Copy each line of the data below with the word "label".
### DATA SHOWN ###
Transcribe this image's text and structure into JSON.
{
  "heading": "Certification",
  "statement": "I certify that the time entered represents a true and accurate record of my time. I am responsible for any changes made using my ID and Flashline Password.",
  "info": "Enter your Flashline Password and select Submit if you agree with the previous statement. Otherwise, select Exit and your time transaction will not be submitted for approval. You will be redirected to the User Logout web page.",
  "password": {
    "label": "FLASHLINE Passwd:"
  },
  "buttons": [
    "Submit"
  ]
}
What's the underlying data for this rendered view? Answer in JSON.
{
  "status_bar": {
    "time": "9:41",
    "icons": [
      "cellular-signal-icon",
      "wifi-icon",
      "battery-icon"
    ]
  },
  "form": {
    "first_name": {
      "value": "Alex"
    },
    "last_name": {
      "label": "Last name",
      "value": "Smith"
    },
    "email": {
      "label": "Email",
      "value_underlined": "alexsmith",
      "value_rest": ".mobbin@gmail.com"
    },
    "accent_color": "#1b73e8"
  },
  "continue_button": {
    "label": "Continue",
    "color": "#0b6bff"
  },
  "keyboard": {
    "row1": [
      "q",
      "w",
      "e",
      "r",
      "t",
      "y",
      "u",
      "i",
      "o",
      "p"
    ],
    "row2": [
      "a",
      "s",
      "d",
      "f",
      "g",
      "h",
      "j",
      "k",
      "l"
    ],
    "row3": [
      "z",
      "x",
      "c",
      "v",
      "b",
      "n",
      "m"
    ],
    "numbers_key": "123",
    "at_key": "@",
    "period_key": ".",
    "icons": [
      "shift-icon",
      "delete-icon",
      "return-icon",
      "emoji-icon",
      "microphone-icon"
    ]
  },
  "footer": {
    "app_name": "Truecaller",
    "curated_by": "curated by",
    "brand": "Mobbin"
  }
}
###
▶ **EXERCISE RESPONSE**:
    "label": "FLASHLINE Passwd:"
      "label": "Last name",
      "label": "Email",
    "label": "Continue",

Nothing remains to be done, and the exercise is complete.